A quick search of the IRS website reveals FAQs on a host of subjects. The IRS has posted extensive FAQs about the Affordable Care Act. These FAQs cover topics such as the employer mandate, the premium assistance tax credit, minimum essential health coverage and more. Many FAQs also discuss reporting and disclosure requirements under the Foreign Account Tax Compliance Act (FACTA). Many topics in the tax law have a set of FAQs posted on the IRS website.
Sometimes, FAQs are published by the IRS in the IRB. These FAQs are authoritative because guidance published in the IRB is binding on IRS and can be relied upon by taxpayers as authoritative. One example, the GAO noted, was guidance issued by the IRS on virtual currency several years ago.
However, many FAQs are not published in the IRB. They may only appear on the IRS website. The GAO discovered that limitations on using these FAQs are not always explained to taxpayers. Sometimes, the IRS has posted a disclaimer alerting taxpayers that a particular set of FAQs are not authoritative. GAO found, however, that the IRS does not always post a disclaimer with every set of FAQs.

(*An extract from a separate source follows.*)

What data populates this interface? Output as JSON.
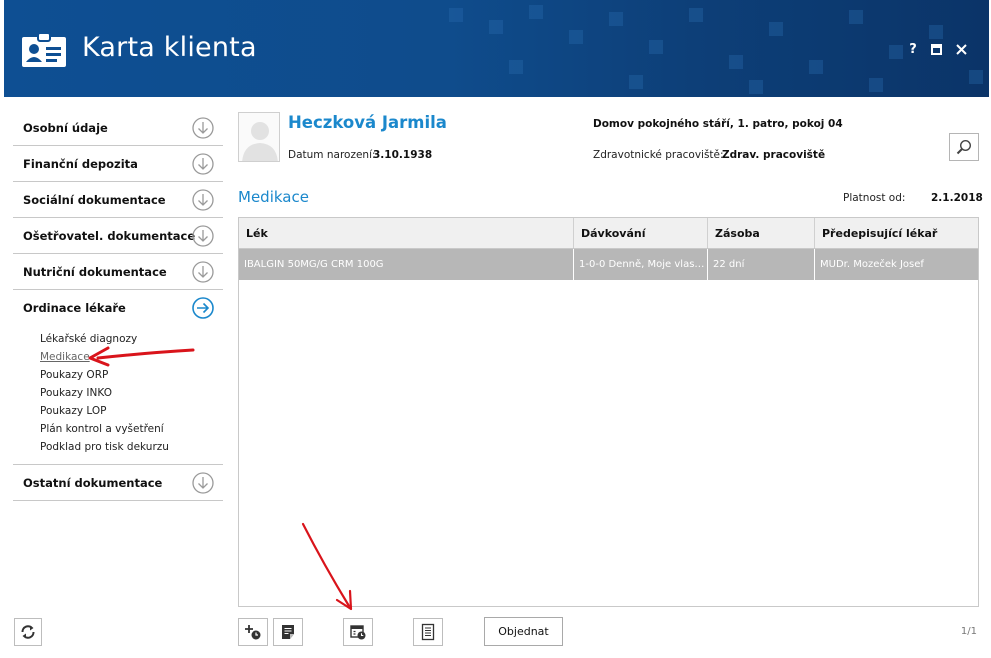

GAO recommended that the IRS provide more clarity about FAQs. The IRS could, for example, post some explanatory language to help taxpayers understand what type of IRS information is considered authoritative and reliable as a precedent for a taxpayer’s facts and circumstances. The IRS generally agreed with the GAO’s recommendations and indicated that it will consider ways to communicate any limitations on information provided to the public.